As the gang splits up to cover more ground in the search for Nina and Casca, Isidoro and Puck get some very good character work, showing exactly how well the creative team behind this adaptation have played the manga’s sometimes grating comic relief duo. If you’d have told me how much I’d enjoy Guts’ two unlikely companions in this series I’d have called you a god damned liar. Kudos to the 2016 Berserk team for that. Not JUST for that, but especially that.
As the boy and the elf spot Casca apprehended by the previous night’s demon sex cult, word gets back to Farnese and crew about not only the cave dwelling fuck happy heathen cannibal gang but also the violent reappearance of one Black Swordsman. And Puck and Isidoro look on in horror as the heathens unveil their plan to sacrifice Nina and Casca to the previous night’s master of ceremonies, our friend the Goat Apostle. ‘Doro sends Puck to go get Guts as he attempts to handle things himself in another fantastically goofy sequence ripped straight from the source material.

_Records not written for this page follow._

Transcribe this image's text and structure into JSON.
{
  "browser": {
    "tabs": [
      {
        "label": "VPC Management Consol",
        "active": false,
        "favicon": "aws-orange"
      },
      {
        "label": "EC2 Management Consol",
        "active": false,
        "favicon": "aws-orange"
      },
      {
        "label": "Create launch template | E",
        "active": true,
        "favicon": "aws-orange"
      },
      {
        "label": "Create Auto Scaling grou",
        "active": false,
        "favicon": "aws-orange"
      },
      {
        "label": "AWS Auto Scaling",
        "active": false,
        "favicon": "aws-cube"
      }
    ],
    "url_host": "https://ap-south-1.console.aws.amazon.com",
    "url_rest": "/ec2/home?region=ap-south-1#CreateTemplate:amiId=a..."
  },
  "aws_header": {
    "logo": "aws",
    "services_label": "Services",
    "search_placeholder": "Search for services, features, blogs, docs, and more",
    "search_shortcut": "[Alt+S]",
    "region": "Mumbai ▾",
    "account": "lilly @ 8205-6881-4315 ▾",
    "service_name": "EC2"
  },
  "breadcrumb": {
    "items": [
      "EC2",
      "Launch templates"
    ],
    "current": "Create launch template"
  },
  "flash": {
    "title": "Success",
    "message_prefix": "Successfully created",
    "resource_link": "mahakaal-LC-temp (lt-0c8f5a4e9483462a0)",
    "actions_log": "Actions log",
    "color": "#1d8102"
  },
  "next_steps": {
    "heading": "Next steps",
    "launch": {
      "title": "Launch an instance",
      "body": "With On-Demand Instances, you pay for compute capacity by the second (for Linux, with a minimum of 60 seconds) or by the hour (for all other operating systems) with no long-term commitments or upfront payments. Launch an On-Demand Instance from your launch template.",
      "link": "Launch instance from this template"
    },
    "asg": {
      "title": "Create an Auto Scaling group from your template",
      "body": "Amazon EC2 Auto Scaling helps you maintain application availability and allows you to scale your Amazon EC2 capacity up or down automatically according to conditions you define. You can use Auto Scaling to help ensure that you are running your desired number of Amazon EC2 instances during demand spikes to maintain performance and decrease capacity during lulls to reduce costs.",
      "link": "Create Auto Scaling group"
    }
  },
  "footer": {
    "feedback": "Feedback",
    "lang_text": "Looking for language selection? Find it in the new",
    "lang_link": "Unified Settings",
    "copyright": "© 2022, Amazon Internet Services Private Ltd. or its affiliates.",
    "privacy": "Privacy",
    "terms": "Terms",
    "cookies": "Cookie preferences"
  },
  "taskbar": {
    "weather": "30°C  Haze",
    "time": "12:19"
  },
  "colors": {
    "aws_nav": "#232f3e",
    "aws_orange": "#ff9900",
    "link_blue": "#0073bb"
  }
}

As Casca’s brand bleeds and demons once again rise from the cave walls the Holy Iron Chain Knights arrive on the scene to do battle with the possessed heretics, Azan somewhat amusingly reasoning that their appearance and behavior must be drug related, and Farnese taking comfort in that explanation given her regrettable encounter with the horse. With the Knights nearly overtaken by the demonic cannibals, and Casca firmly in the clutches of a possessed Goat Apostle (and his weird snake, penis, thing), all seems lost until in a flash of white light, Guts and Puck return. Violent retribution awaits, but sadly, not until the next episode.
On the AV front Berserk 2016 continues to impress, shaking off the early awkwardness (for the most part, there is an odd spanking scene that doesn’t quite translate from page to screen and could’ve been left out to everyone’s benefit) of the first episodes with artfully constructed battle sequences and creepily convincing effects accompanying the many supernatural elements on display. The music is great in these episodes too, though lacking any actual compositions from series mainstay Susumu Hirasawa, the music here definitely fits his chaotic techno orchestral mold well, and the sillier scoring of Isidoro and Puck’s best scenes take things right to the edge of camp but not over, playing the comic relief just as well and the writing and acting have thus far.
Berserk’s self-seriousness may be causing a minor internet backlash as this series and the upcoming PS4 game put the largest spotlight ever on Miura’s dark fantasy, but as I’ve written about before, if you’ve glommed onto this thing over the years it’s hard not to carry a piece of it with you, like your own perpetually bleeding, demon attracting brand. This series may still have some rough edges, and I’m sure the game will as well, (critics have been historically unkind to Tecmo’s Warriors series) but it’s still the best this IP’s ever been treated, and if you’ve been with it for a while you can’t help but be simultaneously proud and defensive of your own personal little corner of medieval hell.